In the meantime, I recommend upgrading your dog’s diet if she’s still eating kibble or any non-human grade commercial dog food. Most healthy dogs fed a balanced, species-appropriate diet don’t eat grass because they receive all the nourishment their bodies need from their food, and they rarely suffer from digestive issues. Adding probiotics and digestive enzymes can also benefit dogs with “sensitive stomachs.”

I purchase very expensive, grain free food and supplement it with home cooked meat. Being certified in canine nutrition I am certain that my dog is receiving optimal nutrition from a species-appropriate diet but if he continues to eat a good amount of grass, I would consider growing my own sunflower sprouts. Sprouts can provide an easy, inexpensive source of fresh, live, organic vegetation and are much more nutritious for your pet than grass.

Ever see your Dog Performing the Scratch Dance?

Every day when I walk my dog, he moves his bowels (obviously the reason for the walk). As I stand there waiting for him to finish, I get my bag all ready and the second he is done I bend down to pick up his excrement. Guess what? I get a face full of grass, dirt, leaves or snow depending on the time of the year. That’s a fine thank you for the walk! It’s bad enough that I have to carry the stinky stuff back home but to get a face full of dirt/grass/snow is not my idea of facial!

So why is this annoying behavior occurring? It seems that many of the dog’s ancestors (wild dogs and wolves) kicked at the ground after pooping to hide and also mark their territory. Dogs have glands in their paws that have pheromones and by scratching the ground they release their individual scent onto the dirt. Ever have to physically pull your dog away from sniffing a tree, fire hydrant or specific flower? They are learning about the dog that has previously been there. So let’s doe-si-doe!

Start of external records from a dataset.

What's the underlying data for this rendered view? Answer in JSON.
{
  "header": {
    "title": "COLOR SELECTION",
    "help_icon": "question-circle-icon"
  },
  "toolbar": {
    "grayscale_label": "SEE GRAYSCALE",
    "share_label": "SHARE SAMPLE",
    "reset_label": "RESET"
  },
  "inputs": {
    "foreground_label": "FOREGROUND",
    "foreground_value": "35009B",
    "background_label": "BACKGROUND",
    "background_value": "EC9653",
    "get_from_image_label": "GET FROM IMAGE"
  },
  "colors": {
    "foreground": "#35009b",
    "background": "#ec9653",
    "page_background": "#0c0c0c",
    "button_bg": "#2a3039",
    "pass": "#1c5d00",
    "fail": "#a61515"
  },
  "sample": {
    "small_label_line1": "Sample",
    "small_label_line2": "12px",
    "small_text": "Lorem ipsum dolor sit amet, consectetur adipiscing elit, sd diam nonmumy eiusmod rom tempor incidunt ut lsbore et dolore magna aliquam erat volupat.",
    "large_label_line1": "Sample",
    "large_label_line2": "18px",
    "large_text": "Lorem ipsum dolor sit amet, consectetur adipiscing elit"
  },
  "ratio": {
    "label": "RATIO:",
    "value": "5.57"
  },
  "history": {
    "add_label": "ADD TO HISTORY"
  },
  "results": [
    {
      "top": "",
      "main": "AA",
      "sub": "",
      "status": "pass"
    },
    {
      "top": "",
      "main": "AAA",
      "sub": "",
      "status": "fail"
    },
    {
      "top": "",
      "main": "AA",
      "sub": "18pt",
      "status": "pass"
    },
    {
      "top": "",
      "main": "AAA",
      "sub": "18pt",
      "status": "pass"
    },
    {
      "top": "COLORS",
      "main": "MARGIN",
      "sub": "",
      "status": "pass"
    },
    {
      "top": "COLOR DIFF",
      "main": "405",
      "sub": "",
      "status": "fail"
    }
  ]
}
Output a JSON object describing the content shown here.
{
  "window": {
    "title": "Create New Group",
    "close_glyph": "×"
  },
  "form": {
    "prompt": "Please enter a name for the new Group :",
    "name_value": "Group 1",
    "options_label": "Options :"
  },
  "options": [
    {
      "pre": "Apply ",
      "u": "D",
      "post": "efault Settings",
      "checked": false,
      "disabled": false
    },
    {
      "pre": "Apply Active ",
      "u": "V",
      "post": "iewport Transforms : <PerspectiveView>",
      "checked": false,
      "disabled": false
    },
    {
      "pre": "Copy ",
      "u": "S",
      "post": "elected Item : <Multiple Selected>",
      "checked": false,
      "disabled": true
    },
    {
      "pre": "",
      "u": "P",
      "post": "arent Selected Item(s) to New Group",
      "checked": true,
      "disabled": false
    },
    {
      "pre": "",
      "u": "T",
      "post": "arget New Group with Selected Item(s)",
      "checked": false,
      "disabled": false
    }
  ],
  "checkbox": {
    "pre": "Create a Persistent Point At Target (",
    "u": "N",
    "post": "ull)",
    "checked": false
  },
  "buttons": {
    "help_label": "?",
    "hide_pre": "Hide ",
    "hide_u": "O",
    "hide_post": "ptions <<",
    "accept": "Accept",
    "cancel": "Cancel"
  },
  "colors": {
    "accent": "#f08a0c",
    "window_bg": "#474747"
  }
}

Why Does My Dog Eat Poop?

You witness your dog gobble up a turd he found outside like it’s a filet migon. Gross, right? So what is with this disgusting habit? Well, dogs eat poop for lots of reasons.

Again, according to Dr. Becker the scientific name for stool eating is coprophagia. Sometimes, there’s an underlying medical problem like an enzyme deficiency or pancreatic insufficiency. Intestinal malabsorption and GI parasites are also common medical reasons underlying coprophagia.

If your dog is on a poor-quality, processed dry food diets he will often seek out other sources of digestive enzymes to make up for a chronic enzyme deficiency brought on by a biologically inappropriate diet.

Coprophagia can also have a behavioral cause. Dogs that are feeling anxious or stressed may eat poop. Additionally so will dogs who have been punished for inappropriate elimination, which includes many puppy mill dogs.

Dr. Becker’s recommendations for curbing/eliminating this behavior include feeding a diet containing human-grade (preferably unprocessed) protein and supplement with probiotics and digestive enzymes, and insuring your dog has toys that stimulate her brain and alleviate boredom. Also insure he is well-exercised. You may want to consider experimenting with some of the over-the-counter coprophagia deterrent products. Make sure you look for a non-toxic product that doesn’t contain MSG.

If despite your best efforts your dog’s poop eating behavior isn’t improving, or is getting worse, I recommend making an appointment with your vet to rule out any underlying medical reason for the behavior.fowllanguagecomics-comics-dogs-poop-1717830